*** Supplied material

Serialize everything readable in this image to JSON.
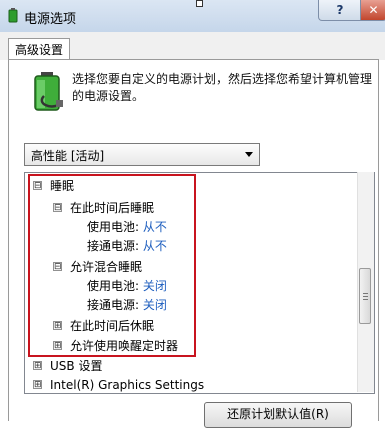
{
  "window": {
    "title": "电源选项",
    "help_label": "?",
    "close_label": "✕"
  },
  "tabs": [
    {
      "label": "高级设置"
    }
  ],
  "description": "选择您要自定义的电源计划，然后选择您希望计算机管理的电源设置。",
  "plan_select": {
    "value": "高性能 [活动]"
  },
  "tree": {
    "items": [
      {
        "label": "睡眠",
        "expander": "⊟"
      },
      {
        "label": "在此时间后睡眠",
        "expander": "⊟"
      },
      {
        "label": "使用电池:",
        "value": "从不"
      },
      {
        "label": "接通电源:",
        "value": "从不"
      },
      {
        "label": "允许混合睡眠",
        "expander": "⊟"
      },
      {
        "label": "使用电池:",
        "value": "关闭"
      },
      {
        "label": "接通电源:",
        "value": "关闭"
      },
      {
        "label": "在此时间后休眠",
        "expander": "⊞"
      },
      {
        "label": "允许使用唤醒定时器",
        "expander": "⊞"
      },
      {
        "label": "USB 设置",
        "expander": "⊞"
      },
      {
        "label": "Intel(R) Graphics Settings",
        "expander": "⊞"
      }
    ]
  },
  "buttons": {
    "restore_defaults": "还原计划默认值(R)"
  },
  "colors": {
    "link": "#1f5fbf",
    "highlight": "#c8141f"
  }
}
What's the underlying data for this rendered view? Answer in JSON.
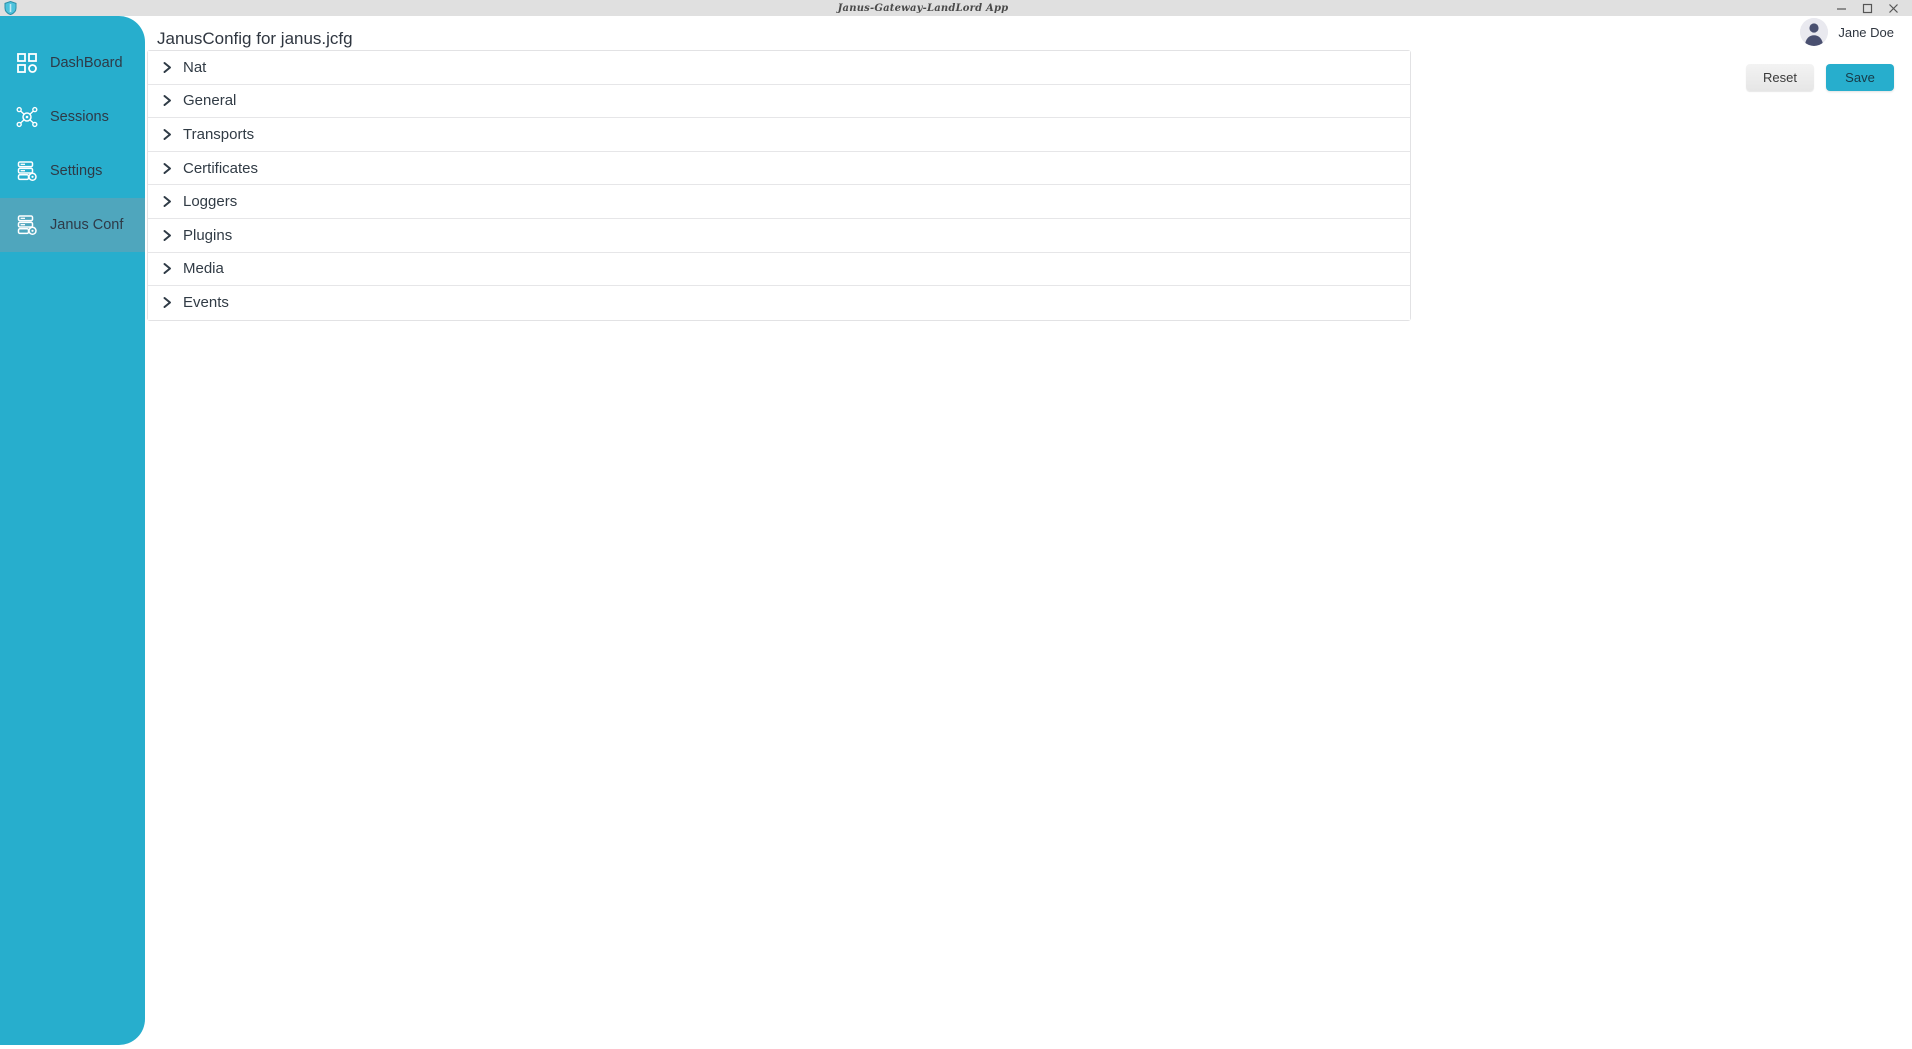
{
  "window": {
    "title": "Janus-Gateway-LandLord App",
    "app_icon": "shield-icon",
    "controls": {
      "minimize": "−",
      "maximize": "❐",
      "close": "✕"
    }
  },
  "sidebar": {
    "accent_color": "#27aecd",
    "active_item_color": "#4fa6bd",
    "items": [
      {
        "label": "DashBoard",
        "icon": "grid-dashboard-icon",
        "active": false
      },
      {
        "label": "Sessions",
        "icon": "network-sessions-icon",
        "active": false
      },
      {
        "label": "Settings",
        "icon": "server-gear-icon",
        "active": false
      },
      {
        "label": "Janus Conf",
        "icon": "server-config-icon",
        "active": true
      }
    ]
  },
  "header": {
    "page_title": "JanusConfig for janus.jcfg",
    "user": {
      "name": "Jane Doe",
      "avatar": "user-avatar-icon"
    }
  },
  "toolbar": {
    "reset_label": "Reset",
    "save_label": "Save",
    "save_color": "#27aecd"
  },
  "accordion": {
    "sections": [
      {
        "label": "Nat",
        "expanded": false
      },
      {
        "label": "General",
        "expanded": false
      },
      {
        "label": "Transports",
        "expanded": false
      },
      {
        "label": "Certificates",
        "expanded": false
      },
      {
        "label": "Loggers",
        "expanded": false
      },
      {
        "label": "Plugins",
        "expanded": false
      },
      {
        "label": "Media",
        "expanded": false
      },
      {
        "label": "Events",
        "expanded": false
      }
    ]
  }
}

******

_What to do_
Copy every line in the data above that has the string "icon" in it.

_Task answer_
    "app_icon": "shield-icon",
        "icon": "grid-dashboard-icon",
        "icon": "network-sessions-icon",
        "icon": "server-gear-icon",
        "icon": "server-config-icon",
      "avatar": "user-avatar-icon"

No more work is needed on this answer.